▶ [PROBLEM REQUIREMENTS]: Your task is to return all the entries below exactly, with every picture omitted.

▶ [DATA TO USE]:
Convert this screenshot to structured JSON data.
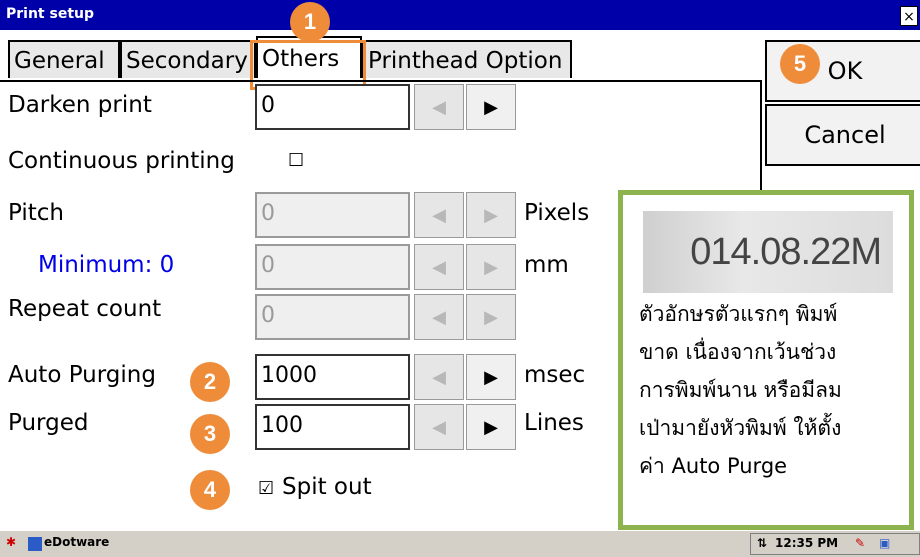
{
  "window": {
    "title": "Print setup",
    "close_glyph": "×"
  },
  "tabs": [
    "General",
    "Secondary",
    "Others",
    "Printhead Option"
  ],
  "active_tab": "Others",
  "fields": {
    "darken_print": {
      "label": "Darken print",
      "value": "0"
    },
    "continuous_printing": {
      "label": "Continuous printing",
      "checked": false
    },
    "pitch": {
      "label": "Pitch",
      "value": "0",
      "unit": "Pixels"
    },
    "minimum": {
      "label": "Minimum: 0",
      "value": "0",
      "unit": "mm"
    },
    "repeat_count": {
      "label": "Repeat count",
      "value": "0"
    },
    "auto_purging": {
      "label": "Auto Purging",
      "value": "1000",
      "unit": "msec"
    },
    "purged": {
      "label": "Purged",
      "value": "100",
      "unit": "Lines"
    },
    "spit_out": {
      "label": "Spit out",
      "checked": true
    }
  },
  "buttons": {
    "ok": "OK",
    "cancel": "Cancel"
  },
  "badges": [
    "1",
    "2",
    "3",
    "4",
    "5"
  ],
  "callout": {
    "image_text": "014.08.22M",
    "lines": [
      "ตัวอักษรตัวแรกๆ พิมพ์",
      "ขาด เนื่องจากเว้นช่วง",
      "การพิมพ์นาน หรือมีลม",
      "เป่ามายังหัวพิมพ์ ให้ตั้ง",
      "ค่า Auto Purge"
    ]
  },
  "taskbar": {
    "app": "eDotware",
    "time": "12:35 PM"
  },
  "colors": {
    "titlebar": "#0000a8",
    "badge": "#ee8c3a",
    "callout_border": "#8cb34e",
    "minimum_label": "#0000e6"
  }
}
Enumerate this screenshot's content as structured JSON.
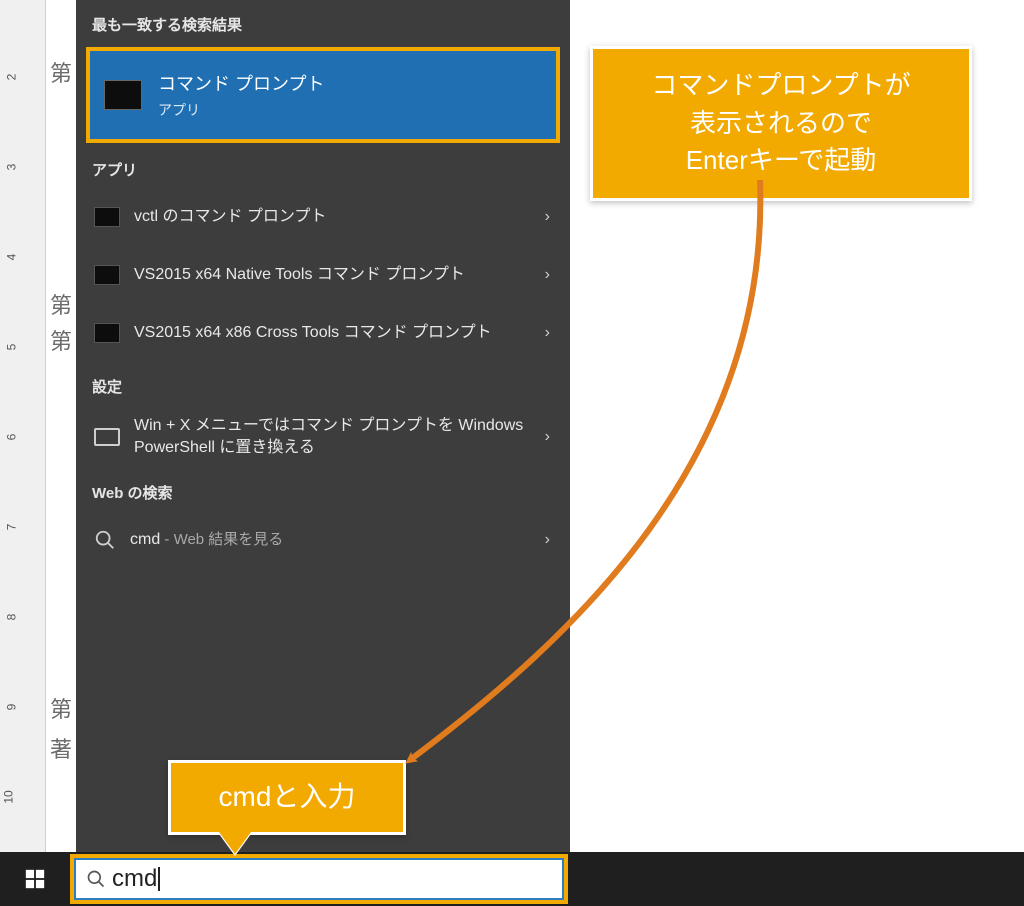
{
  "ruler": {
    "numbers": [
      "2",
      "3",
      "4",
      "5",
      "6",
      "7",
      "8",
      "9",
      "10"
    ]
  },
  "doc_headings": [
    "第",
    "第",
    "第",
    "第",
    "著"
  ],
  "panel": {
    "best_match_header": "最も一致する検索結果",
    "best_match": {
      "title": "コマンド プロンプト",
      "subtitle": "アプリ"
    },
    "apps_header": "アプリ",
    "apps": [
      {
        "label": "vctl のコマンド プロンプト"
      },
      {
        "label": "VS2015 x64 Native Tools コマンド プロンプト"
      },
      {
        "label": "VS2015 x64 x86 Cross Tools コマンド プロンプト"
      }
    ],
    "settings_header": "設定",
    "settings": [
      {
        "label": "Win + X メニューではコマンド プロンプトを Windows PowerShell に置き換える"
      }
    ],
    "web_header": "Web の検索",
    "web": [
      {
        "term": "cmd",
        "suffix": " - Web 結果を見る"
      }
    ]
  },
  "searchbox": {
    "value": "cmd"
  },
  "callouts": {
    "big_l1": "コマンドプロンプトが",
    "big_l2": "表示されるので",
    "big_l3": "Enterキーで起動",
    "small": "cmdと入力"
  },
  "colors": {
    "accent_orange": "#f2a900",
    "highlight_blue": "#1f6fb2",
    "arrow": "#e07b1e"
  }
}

▶ [EXERCISE ANSWER]:
Convert this screenshot to structured JSON data.
{
  "window": {
    "title": "Print setup",
    "close_glyph": "×"
  },
  "tabs": [
    "General",
    "Secondary",
    "Others",
    "Printhead Option"
  ],
  "active_tab": "Others",
  "fields": {
    "darken_print": {
      "label": "Darken print",
      "value": "0"
    },
    "continuous_printing": {
      "label": "Continuous printing",
      "checked": false
    },
    "pitch": {
      "label": "Pitch",
      "value": "0",
      "unit": "Pixels"
    },
    "minimum": {
      "label": "Minimum: 0",
      "value": "0",
      "unit": "mm"
    },
    "repeat_count": {
      "label": "Repeat count",
      "value": "0"
    },
    "auto_purging": {
      "label": "Auto Purging",
      "value": "1000",
      "unit": "msec"
    },
    "purged": {
      "label": "Purged",
      "value": "100",
      "unit": "Lines"
    },
    "spit_out": {
      "label": "Spit out",
      "checked": true
    }
  },
  "buttons": {
    "ok": "OK",
    "cancel": "Cancel"
  },
  "badges": [
    "1",
    "2",
    "3",
    "4",
    "5"
  ],
  "callout": {
    "image_text": "014.08.22M",
    "lines": [
      "ตัวอักษรตัวแรกๆ พิมพ์",
      "ขาด เนื่องจากเว้นช่วง",
      "การพิมพ์นาน หรือมีลม",
      "เป่ามายังหัวพิมพ์ ให้ตั้ง",
      "ค่า Auto Purge"
    ]
  },
  "taskbar": {
    "app": "eDotware",
    "time": "12:35 PM"
  },
  "colors": {
    "titlebar": "#0000a8",
    "badge": "#ee8c3a",
    "callout_border": "#8cb34e",
    "minimum_label": "#0000e6"
  }
}
Enumerate this screenshot's content as structured JSON.
{
  "ruler": {
    "numbers": [
      "2",
      "3",
      "4",
      "5",
      "6",
      "7",
      "8",
      "9",
      "10"
    ]
  },
  "doc_headings": [
    "第",
    "第",
    "第",
    "第",
    "著"
  ],
  "panel": {
    "best_match_header": "最も一致する検索結果",
    "best_match": {
      "title": "コマンド プロンプト",
      "subtitle": "アプリ"
    },
    "apps_header": "アプリ",
    "apps": [
      {
        "label": "vctl のコマンド プロンプト"
      },
      {
        "label": "VS2015 x64 Native Tools コマンド プロンプト"
      },
      {
        "label": "VS2015 x64 x86 Cross Tools コマンド プロンプト"
      }
    ],
    "settings_header": "設定",
    "settings": [
      {
        "label": "Win + X メニューではコマンド プロンプトを Windows PowerShell に置き換える"
      }
    ],
    "web_header": "Web の検索",
    "web": [
      {
        "term": "cmd",
        "suffix": " - Web 結果を見る"
      }
    ]
  },
  "searchbox": {
    "value": "cmd"
  },
  "callouts": {
    "big_l1": "コマンドプロンプトが",
    "big_l2": "表示されるので",
    "big_l3": "Enterキーで起動",
    "small": "cmdと入力"
  },
  "colors": {
    "accent_orange": "#f2a900",
    "highlight_blue": "#1f6fb2",
    "arrow": "#e07b1e"
  }
}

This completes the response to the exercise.